[Also, the share of involuntary part-timers remains elevated, so there’s considerable “under-employment” as well. Using Levin’s measure of slack, this and the part Josh mentioned re the labor force would add more than a point to the unemployment rate.]
[Maybe 2-4 percentage points, in terms of a confidence interval around their natural-rate estimates, which is, as Josh says, large. BTW, did you see this? New report from a couple of Fed economists that backs out a “natural rate” slightly north of 4%.]
[Productivity growth and unit-labor costs loom large in the Bivens analysis, as they should. It was accelerating productivity growth that gave ol’ Al G-span the idea to let the unemployment rate fall below what they thought was the natural rate back in the 1990s: ~6%! Trend productivity growth is lower now—around 1.5%–and that’s a constraint. But there’s still considerable room for non-inflationary wage growth. The Biven’s benchmark target for non-inflationary nominal wage growth is basically the Fed’s inflation target–2%–plus the trend growth rate of productivity–1.5%. So, 3.5%.]
[Tru dat! See Larry Ball’s most recent paper from our series.]
[OK, this is my fav point, one that I’d like everyone in this debate to either make a big, damn deal out of or explain to me why it’s not a big, damn deal. It’s a bit of a gnarly point but it comes down to this: thanks to job market slack and high levels of inequality, much of the income growth in this recovery has gone to profits, not wages. Another non-inflationary way in which wages can grow—even when they’re growing faster than the 3.5% benchmark Josh identifies—is through shifting some of that growth back to paychecks. In technical terms, it’s the rebalancing of factor shares, and as Josh’s Figure 7 shows, it means there’s considerably more room for wages to grow. EG, with “excess wage growth” 1.0 percentage point above the 3.5% benchmark—so, nominal wage growth of 4.5%–it would take eight years, until 2022, for the compensation share of national income to revert to its pre-recession level.]
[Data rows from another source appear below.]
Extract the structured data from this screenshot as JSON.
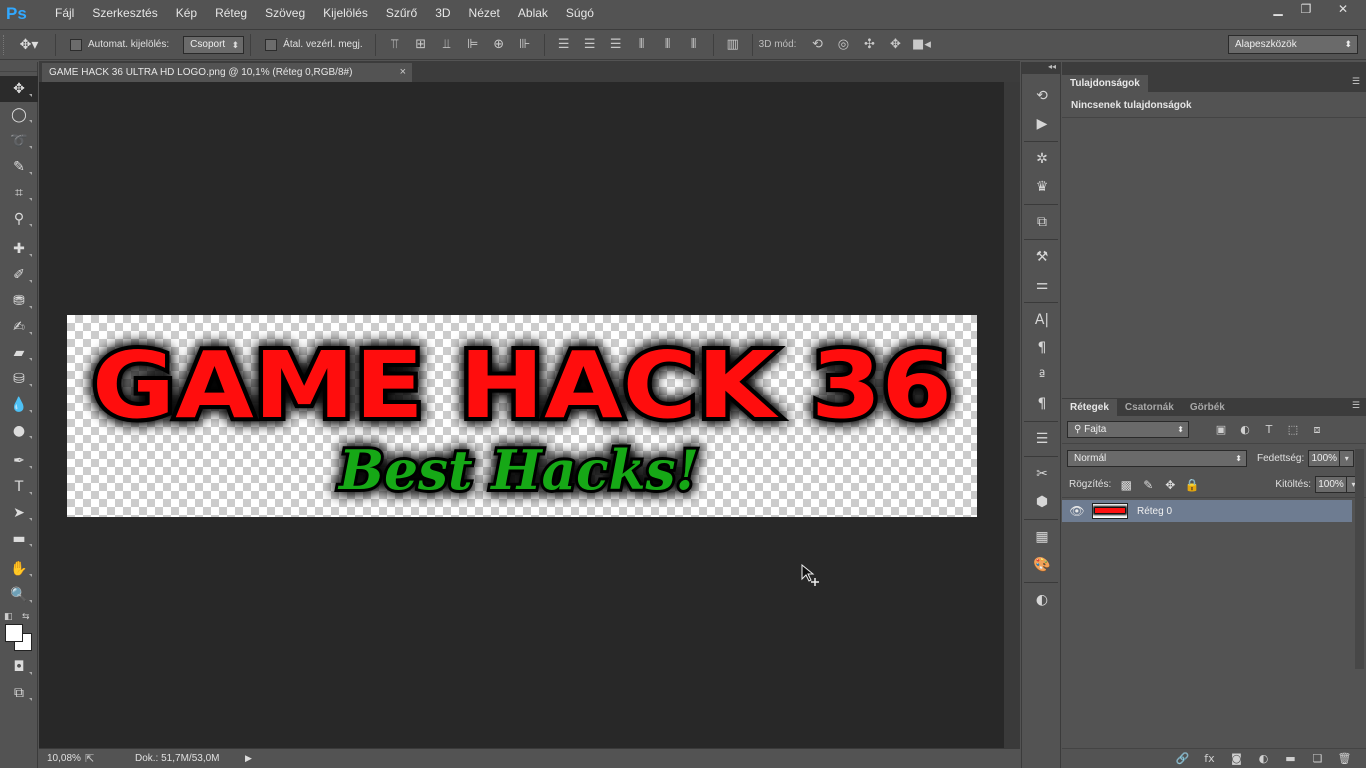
{
  "app": {
    "logo": "Ps"
  },
  "menu": [
    "Fájl",
    "Szerkesztés",
    "Kép",
    "Réteg",
    "Szöveg",
    "Kijelölés",
    "Szűrő",
    "3D",
    "Nézet",
    "Ablak",
    "Súgó"
  ],
  "window_controls": {
    "minimize": "▁",
    "restore": "❐",
    "close": "✕"
  },
  "options": {
    "auto_select_label": "Automat. kijelölés:",
    "auto_select_value": "Csoport",
    "transform_label": "Átal. vezérl. megj.",
    "mode_3d_label": "3D mód:",
    "workspace": "Alapeszközök"
  },
  "document": {
    "tab_title": "GAME HACK 36 ULTRA HD LOGO.png @ 10,1% (Réteg 0,RGB/8#)",
    "close_glyph": "×",
    "logo_main": "GAME HACK 36",
    "logo_sub": "Best Hacks!",
    "logo_main_color": "#ff0d0d",
    "logo_sub_color": "#14a814"
  },
  "status": {
    "zoom": "10,08%",
    "doc_size": "Dok.: 51,7M/53,0M"
  },
  "properties": {
    "tab": "Tulajdonságok",
    "empty_text": "Nincsenek tulajdonságok"
  },
  "layers_panel": {
    "tabs": [
      "Rétegek",
      "Csatornák",
      "Görbék"
    ],
    "filter_kind": "Fajta",
    "blend_mode": "Normál",
    "opacity_label": "Fedettség:",
    "opacity_value": "100%",
    "lock_label": "Rögzítés:",
    "fill_label": "Kitöltés:",
    "fill_value": "100%",
    "layers": [
      {
        "name": "Réteg 0",
        "visible": true,
        "selected": true
      }
    ]
  },
  "colors": {
    "foreground": "#ffffff",
    "background": "#ffffff",
    "selected_layer": "#6e7c91"
  }
}
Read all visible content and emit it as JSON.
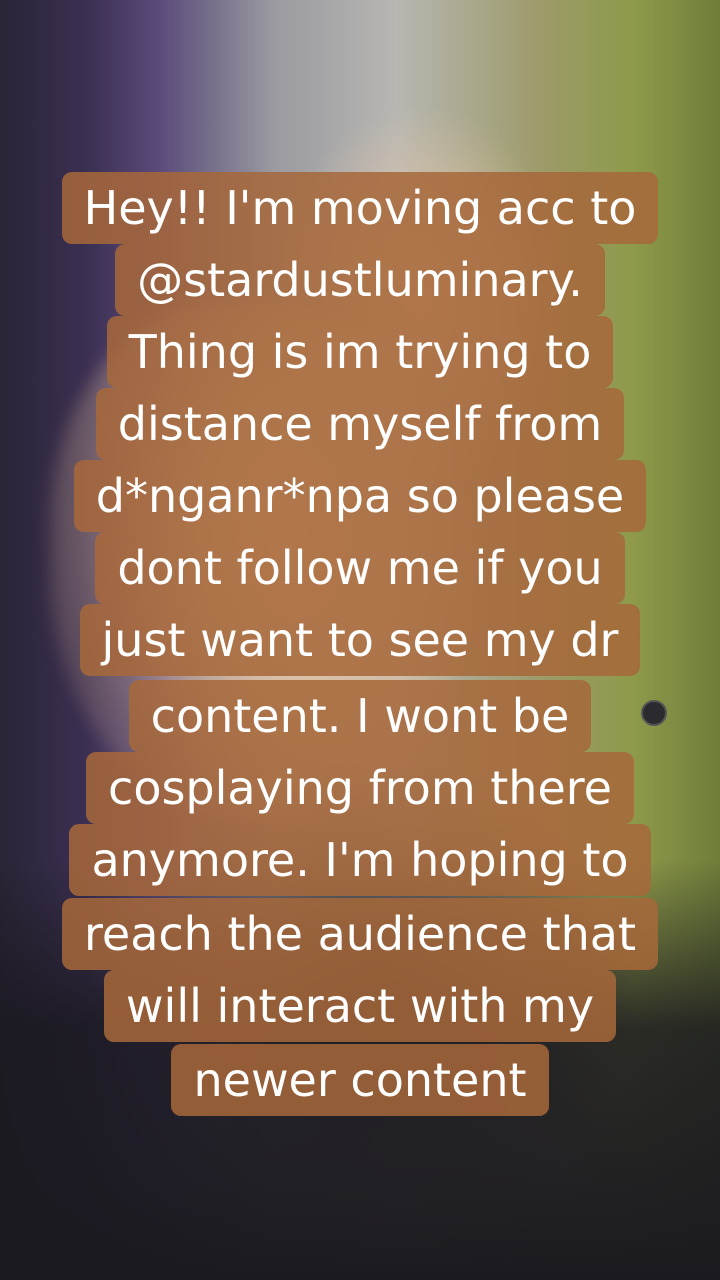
{
  "caption": {
    "lines": [
      "Hey!! I'm moving acc to",
      "@stardustluminary.",
      "Thing is im trying to",
      "distance myself from",
      "d*nganr*npa so please",
      "dont follow me if you",
      "just want to see my dr",
      "content. I wont be",
      "cosplaying from there",
      "anymore. I'm hoping to",
      "reach the audience that",
      "will interact with my",
      "newer content"
    ]
  },
  "colors": {
    "caption_background": "#a6683a",
    "caption_text": "#ffffff"
  }
}
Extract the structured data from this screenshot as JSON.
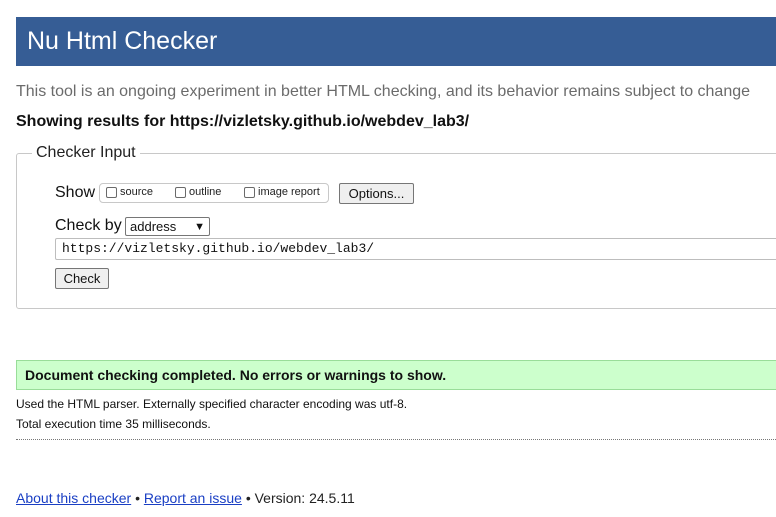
{
  "header": {
    "title": "Nu Html Checker"
  },
  "tagline": "This tool is an ongoing experiment in better HTML checking, and its behavior remains subject to change",
  "results_heading": "Showing results for https://vizletsky.github.io/webdev_lab3/",
  "checker_input": {
    "legend": "Checker Input",
    "show_label": "Show",
    "options": [
      {
        "label": "source",
        "checked": false
      },
      {
        "label": "outline",
        "checked": false
      },
      {
        "label": "image report",
        "checked": false
      }
    ],
    "options_button": "Options...",
    "check_by_label": "Check by",
    "check_by_value": "address",
    "url_value": "https://vizletsky.github.io/webdev_lab3/",
    "check_button": "Check"
  },
  "result": {
    "success_message": "Document checking completed. No errors or warnings to show.",
    "parser_info": "Used the HTML parser. Externally specified character encoding was utf-8.",
    "execution_time": "Total execution time 35 milliseconds."
  },
  "footer": {
    "about_link": "About this checker",
    "separator": "•",
    "report_link": "Report an issue",
    "version": "Version: 24.5.11"
  }
}
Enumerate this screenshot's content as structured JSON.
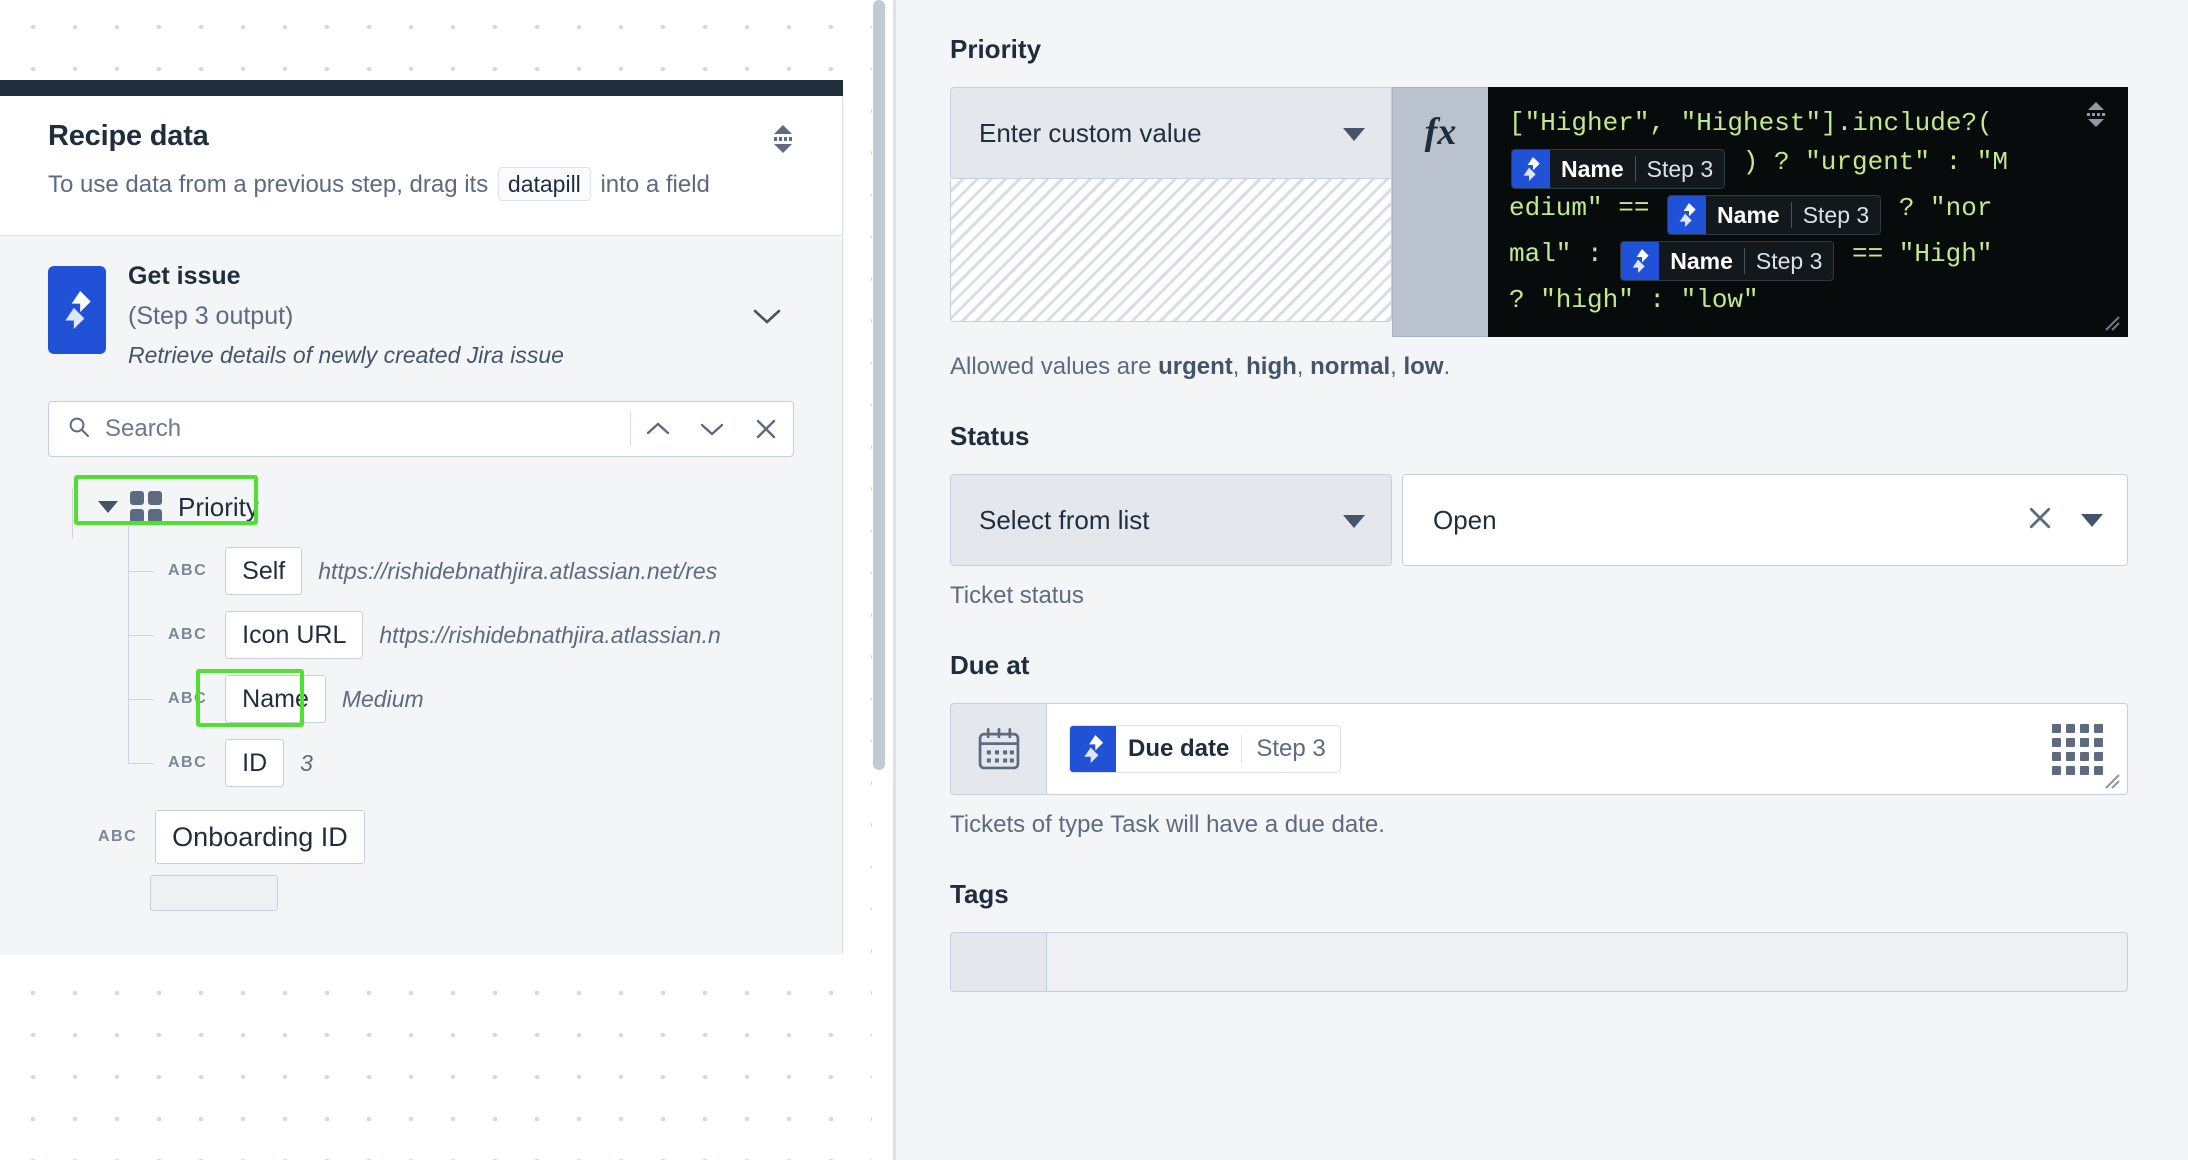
{
  "left_panel": {
    "title": "Recipe data",
    "description_before": "To use data from a previous step, drag its",
    "description_pill": "datapill",
    "description_after": "into a field",
    "drag_handle_icon": "drag-handle-vertical-icon",
    "step": {
      "name": "Get issue",
      "output": "(Step 3 output)",
      "description": "Retrieve details of newly created Jira issue",
      "app_icon": "jira-icon",
      "collapse_icon": "chevron-down-icon"
    },
    "search": {
      "placeholder": "Search",
      "value": "",
      "icon": "search-icon",
      "prev_icon": "chevron-up-icon",
      "next_icon": "chevron-down-icon",
      "clear_icon": "close-icon"
    },
    "tree": {
      "group": {
        "label": "Priority",
        "caret_icon": "caret-down-icon",
        "type_icon": "object-grid-icon",
        "highlighted": true
      },
      "children": [
        {
          "type": "ABC",
          "name": "Self",
          "value": "https://rishidebnathjira.atlassian.net/res",
          "highlighted": false
        },
        {
          "type": "ABC",
          "name": "Icon URL",
          "value": "https://rishidebnathjira.atlassian.n",
          "highlighted": false
        },
        {
          "type": "ABC",
          "name": "Name",
          "value": "Medium",
          "highlighted": true
        },
        {
          "type": "ABC",
          "name": "ID",
          "value": "3",
          "highlighted": false
        }
      ],
      "siblings": [
        {
          "type": "ABC",
          "name": "Onboarding ID",
          "value": "",
          "highlighted": false
        }
      ]
    },
    "highlight_color": "#4fe032"
  },
  "right_panel": {
    "priority": {
      "label": "Priority",
      "mode_select": "Enter custom value",
      "mode_caret_icon": "caret-down-icon",
      "formula_icon": "fx-icon",
      "formula": {
        "line1_code": "[\"Higher\", \"Highest\"].include?(",
        "pill1": {
          "name": "Name",
          "step": "Step 3",
          "icon": "jira-icon"
        },
        "line2_code": ") ? \"urgent\" :  \"M",
        "line3_prefix": "edium\" ==",
        "pill2": {
          "name": "Name",
          "step": "Step 3",
          "icon": "jira-icon"
        },
        "line3_suffix": "?  \"nor",
        "line4_prefix": "mal\" :",
        "pill3": {
          "name": "Name",
          "step": "Step 3",
          "icon": "jira-icon"
        },
        "line4_suffix": "== \"High\"",
        "line5": "?  \"high\" : \"low\"",
        "drag_icon": "drag-handle-vertical-icon",
        "resize_icon": "resize-corner-icon"
      },
      "help_prefix": "Allowed values are ",
      "help_values": [
        "urgent",
        "high",
        "normal",
        "low"
      ],
      "help_suffix": "."
    },
    "status": {
      "label": "Status",
      "mode_select": "Select from list",
      "mode_caret_icon": "caret-down-icon",
      "value": "Open",
      "clear_icon": "close-icon",
      "dropdown_icon": "caret-down-icon",
      "help": "Ticket status"
    },
    "due_at": {
      "label": "Due at",
      "calendar_icon": "calendar-icon",
      "pill": {
        "name": "Due date",
        "step": "Step 3",
        "icon": "jira-icon"
      },
      "datapill_picker_icon": "grid-dots-icon",
      "resize_icon": "resize-corner-icon",
      "help": "Tickets of type Task will have a due date."
    },
    "tags": {
      "label": "Tags"
    }
  },
  "colors": {
    "brand_blue": "#2051d6",
    "highlight_green": "#4fe032",
    "dark_header": "#1f2d3d",
    "code_bg": "#080b0c",
    "code_string": "#c3e88d"
  }
}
I already said “tru dat!” so how about “I feel ya, Josh!” I only hope Janet and co. are listening.